(Beginning of Dataset content)

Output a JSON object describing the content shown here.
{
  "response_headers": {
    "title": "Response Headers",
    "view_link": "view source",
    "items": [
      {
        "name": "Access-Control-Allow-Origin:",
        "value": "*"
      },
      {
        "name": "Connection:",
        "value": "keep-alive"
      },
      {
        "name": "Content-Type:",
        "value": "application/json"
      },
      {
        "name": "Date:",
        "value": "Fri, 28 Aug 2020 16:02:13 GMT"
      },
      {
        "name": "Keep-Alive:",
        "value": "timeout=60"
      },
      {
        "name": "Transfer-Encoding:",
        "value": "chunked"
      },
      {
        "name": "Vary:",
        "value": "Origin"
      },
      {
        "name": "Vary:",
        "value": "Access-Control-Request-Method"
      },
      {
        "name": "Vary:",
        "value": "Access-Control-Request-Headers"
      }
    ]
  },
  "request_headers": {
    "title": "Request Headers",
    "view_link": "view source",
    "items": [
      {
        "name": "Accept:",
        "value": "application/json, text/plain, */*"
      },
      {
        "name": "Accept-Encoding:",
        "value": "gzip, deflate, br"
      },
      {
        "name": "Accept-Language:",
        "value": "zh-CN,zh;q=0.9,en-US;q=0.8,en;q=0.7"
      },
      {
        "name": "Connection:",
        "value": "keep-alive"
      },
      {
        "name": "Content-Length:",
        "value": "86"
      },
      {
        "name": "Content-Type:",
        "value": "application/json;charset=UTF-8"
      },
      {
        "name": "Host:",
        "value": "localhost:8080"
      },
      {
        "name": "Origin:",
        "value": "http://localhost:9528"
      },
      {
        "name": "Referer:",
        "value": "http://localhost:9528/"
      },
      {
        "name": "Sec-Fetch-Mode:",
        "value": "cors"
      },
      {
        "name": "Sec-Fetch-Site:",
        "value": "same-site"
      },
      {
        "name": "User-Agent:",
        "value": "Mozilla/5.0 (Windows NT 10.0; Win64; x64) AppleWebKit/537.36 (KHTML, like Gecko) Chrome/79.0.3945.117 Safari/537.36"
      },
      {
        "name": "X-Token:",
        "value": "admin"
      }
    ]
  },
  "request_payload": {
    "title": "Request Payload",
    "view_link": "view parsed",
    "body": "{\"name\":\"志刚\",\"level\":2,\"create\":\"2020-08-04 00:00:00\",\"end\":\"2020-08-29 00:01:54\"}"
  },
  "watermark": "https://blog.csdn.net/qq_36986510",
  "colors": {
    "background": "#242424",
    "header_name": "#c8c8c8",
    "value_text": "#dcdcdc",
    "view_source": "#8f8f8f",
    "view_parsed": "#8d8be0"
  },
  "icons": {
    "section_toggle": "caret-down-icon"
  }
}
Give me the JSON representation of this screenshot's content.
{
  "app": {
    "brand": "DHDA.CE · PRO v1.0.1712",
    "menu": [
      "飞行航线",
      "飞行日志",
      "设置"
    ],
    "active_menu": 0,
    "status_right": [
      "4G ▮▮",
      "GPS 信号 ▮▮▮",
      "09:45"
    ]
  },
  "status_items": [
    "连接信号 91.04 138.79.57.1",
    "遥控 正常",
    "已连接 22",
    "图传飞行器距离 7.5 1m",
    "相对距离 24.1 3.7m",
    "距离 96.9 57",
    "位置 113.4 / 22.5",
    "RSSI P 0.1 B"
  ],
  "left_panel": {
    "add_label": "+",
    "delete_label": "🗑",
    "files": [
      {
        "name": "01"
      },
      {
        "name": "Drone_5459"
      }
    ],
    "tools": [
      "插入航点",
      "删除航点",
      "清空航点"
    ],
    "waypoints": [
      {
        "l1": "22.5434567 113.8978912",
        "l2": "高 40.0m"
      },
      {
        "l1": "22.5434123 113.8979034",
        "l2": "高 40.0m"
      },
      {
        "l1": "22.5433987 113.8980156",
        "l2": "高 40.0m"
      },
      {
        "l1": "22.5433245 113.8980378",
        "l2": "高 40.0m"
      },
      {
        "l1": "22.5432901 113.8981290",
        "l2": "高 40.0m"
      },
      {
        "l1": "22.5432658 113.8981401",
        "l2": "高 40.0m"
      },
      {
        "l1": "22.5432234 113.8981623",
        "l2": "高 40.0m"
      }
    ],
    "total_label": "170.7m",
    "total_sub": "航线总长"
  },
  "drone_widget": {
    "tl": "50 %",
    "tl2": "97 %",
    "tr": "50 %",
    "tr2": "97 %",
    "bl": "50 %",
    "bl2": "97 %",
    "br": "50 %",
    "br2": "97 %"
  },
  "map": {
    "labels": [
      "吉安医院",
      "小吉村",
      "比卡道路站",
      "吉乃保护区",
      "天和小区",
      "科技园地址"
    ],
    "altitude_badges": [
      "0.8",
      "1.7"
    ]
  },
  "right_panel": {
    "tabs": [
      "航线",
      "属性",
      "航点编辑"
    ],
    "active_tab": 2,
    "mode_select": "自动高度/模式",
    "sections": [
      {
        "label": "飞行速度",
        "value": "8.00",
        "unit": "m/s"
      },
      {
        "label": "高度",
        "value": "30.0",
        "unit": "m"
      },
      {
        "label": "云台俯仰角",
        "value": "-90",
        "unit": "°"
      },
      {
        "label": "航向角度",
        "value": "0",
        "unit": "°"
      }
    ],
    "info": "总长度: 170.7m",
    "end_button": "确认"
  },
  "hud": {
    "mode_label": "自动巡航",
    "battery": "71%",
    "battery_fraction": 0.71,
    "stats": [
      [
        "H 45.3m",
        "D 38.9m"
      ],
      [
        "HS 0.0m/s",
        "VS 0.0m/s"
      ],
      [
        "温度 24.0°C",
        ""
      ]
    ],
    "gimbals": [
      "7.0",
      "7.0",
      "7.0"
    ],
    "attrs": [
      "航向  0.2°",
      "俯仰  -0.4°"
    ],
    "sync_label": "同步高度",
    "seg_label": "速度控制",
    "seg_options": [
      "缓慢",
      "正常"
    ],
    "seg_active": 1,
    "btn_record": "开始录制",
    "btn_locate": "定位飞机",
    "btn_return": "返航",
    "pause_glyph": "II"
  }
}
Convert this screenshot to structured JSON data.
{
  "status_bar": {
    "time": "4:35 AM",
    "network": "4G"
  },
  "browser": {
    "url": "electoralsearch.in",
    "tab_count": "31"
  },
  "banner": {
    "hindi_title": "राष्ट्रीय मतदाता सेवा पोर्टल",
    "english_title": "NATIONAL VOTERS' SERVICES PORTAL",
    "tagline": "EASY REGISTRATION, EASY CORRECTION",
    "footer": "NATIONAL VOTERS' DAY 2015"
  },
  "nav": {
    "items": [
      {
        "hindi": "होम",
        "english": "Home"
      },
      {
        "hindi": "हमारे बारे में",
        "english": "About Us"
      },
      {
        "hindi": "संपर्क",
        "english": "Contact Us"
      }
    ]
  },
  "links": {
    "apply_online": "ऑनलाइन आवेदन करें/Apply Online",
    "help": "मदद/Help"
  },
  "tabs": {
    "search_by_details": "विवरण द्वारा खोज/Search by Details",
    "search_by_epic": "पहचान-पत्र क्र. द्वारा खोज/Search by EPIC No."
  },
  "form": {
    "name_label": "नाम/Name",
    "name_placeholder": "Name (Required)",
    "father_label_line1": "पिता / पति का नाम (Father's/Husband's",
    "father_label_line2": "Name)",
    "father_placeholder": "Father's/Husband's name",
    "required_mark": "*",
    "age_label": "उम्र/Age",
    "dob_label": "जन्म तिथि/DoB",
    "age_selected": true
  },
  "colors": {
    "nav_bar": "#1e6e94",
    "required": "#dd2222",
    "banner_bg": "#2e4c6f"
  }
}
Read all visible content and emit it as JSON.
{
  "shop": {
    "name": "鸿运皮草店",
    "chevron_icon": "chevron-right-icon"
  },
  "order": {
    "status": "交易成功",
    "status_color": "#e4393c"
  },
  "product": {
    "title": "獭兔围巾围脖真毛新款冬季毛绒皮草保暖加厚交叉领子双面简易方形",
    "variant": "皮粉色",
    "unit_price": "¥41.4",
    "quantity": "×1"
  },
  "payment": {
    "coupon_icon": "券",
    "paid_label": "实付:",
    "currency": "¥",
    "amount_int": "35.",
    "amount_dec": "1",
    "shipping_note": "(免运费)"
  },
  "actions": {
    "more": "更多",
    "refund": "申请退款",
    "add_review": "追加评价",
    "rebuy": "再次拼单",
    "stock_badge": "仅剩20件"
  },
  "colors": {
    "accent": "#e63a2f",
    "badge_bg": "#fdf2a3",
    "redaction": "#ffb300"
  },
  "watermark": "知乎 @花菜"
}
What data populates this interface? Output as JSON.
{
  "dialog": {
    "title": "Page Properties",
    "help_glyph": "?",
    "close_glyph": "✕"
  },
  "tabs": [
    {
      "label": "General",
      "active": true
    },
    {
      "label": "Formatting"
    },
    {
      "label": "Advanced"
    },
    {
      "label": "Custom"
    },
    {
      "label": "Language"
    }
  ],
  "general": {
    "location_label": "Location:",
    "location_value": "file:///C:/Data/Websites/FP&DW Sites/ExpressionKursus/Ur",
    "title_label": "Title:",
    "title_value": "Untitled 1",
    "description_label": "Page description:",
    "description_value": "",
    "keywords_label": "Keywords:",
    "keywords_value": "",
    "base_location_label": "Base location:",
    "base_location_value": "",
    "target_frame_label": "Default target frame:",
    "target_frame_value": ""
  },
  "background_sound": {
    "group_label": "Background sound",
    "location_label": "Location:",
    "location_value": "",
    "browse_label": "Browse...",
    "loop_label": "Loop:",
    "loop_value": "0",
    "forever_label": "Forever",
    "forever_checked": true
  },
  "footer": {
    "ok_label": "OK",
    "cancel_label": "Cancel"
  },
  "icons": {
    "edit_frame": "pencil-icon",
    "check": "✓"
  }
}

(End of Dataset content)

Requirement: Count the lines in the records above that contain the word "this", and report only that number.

Exercise solution: 3